The analysis only included the link between type 2 diabetes and women who breastfed more than 3 months and at least for 1 month. The authors say more studies are needed to find out if breastfeeding for less than one month also reduces diabetes risk later in life.

A limitation of the study was bias in reporting among the women. The authors say, “Prior research has found that women with shorter durations of lactation tend to overreport, while women with longer durations tend to underreport. “

Breast feeding for at least six months is recommended by the American Academy of Pediatrics. The authors say in 2006, only 14 percent of women followed those recommendations, though the benefits to infant health are well established. The new findings show there are benefits for mom as well.

The lower incidence of type 2 diabetes found among women studied adds to a growing body of evidence that breastfeeding should be supported.

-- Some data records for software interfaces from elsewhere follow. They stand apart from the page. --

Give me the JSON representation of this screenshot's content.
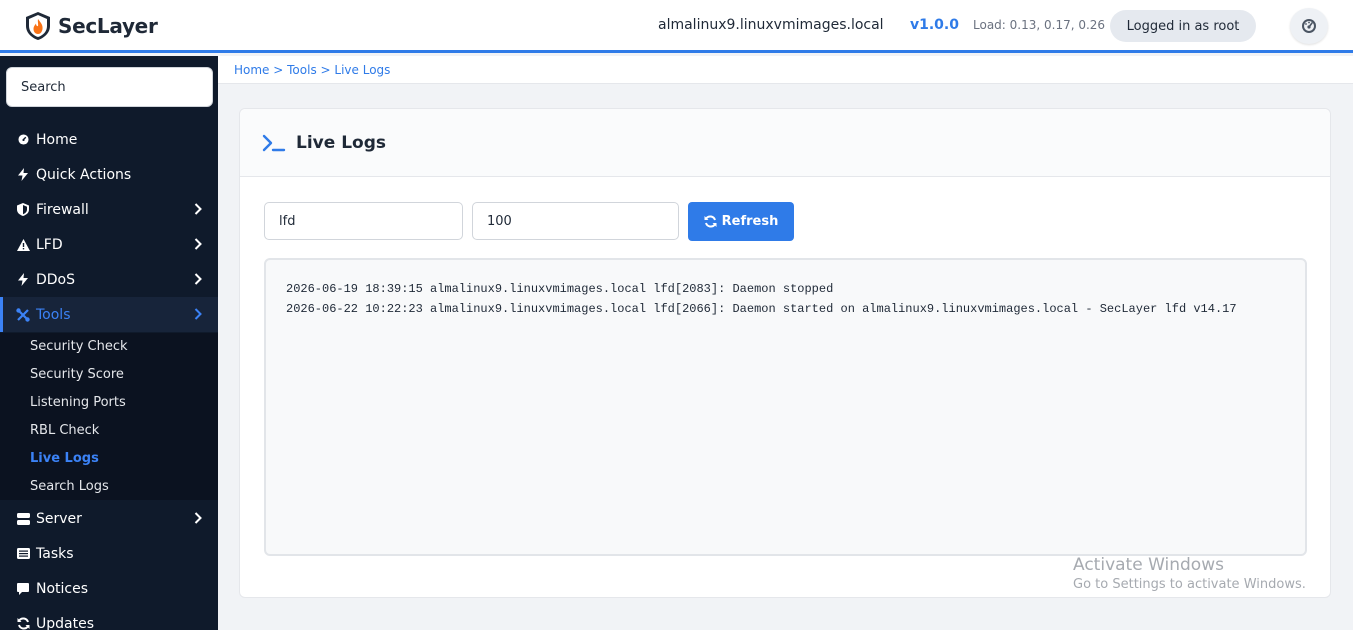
{
  "header": {
    "brand": "SecLayer",
    "hostname": "almalinux9.linuxvmimages.local",
    "version": "v1.0.0",
    "load": "Load: 0.13, 0.17, 0.26",
    "user_badge": "Logged in as root"
  },
  "colors": {
    "accent": "#2f7be8",
    "sidebar_bg": "#0f1a2b",
    "logo_orange": "#f97316"
  },
  "sidebar": {
    "search_placeholder": "Search",
    "items": [
      {
        "label": "Home",
        "icon": "dashboard-icon"
      },
      {
        "label": "Quick Actions",
        "icon": "bolt-icon"
      },
      {
        "label": "Firewall",
        "icon": "shield-icon",
        "has_children": true
      },
      {
        "label": "LFD",
        "icon": "warning-icon",
        "has_children": true
      },
      {
        "label": "DDoS",
        "icon": "bolt-icon",
        "has_children": true
      },
      {
        "label": "Tools",
        "icon": "tools-icon",
        "has_children": true,
        "active": true
      },
      {
        "label": "Server",
        "icon": "server-icon",
        "has_children": true
      },
      {
        "label": "Tasks",
        "icon": "list-icon"
      },
      {
        "label": "Notices",
        "icon": "comment-icon"
      },
      {
        "label": "Updates",
        "icon": "sync-icon"
      }
    ],
    "tools_submenu": [
      "Security Check",
      "Security Score",
      "Listening Ports",
      "RBL Check",
      "Live Logs",
      "Search Logs"
    ],
    "current_submenu": "Live Logs"
  },
  "breadcrumb": [
    "Home",
    "Tools",
    "Live Logs"
  ],
  "page": {
    "title": "Live Logs",
    "log_source_value": "lfd",
    "line_count_value": "100",
    "refresh_label": "Refresh",
    "log_lines": [
      "2026-06-19 18:39:15 almalinux9.linuxvmimages.local lfd[2083]: Daemon stopped",
      "2026-06-22 10:22:23 almalinux9.linuxvmimages.local lfd[2066]: Daemon started on almalinux9.linuxvmimages.local - SecLayer lfd v14.17"
    ]
  },
  "watermark": {
    "line1": "Activate Windows",
    "line2": "Go to Settings to activate Windows."
  }
}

Women who give birth and fail to breastfeed may be putting themselves at risk for developing type 2 diabetes later in life and denying their infants important long term health benefits.

American Journal of Medicine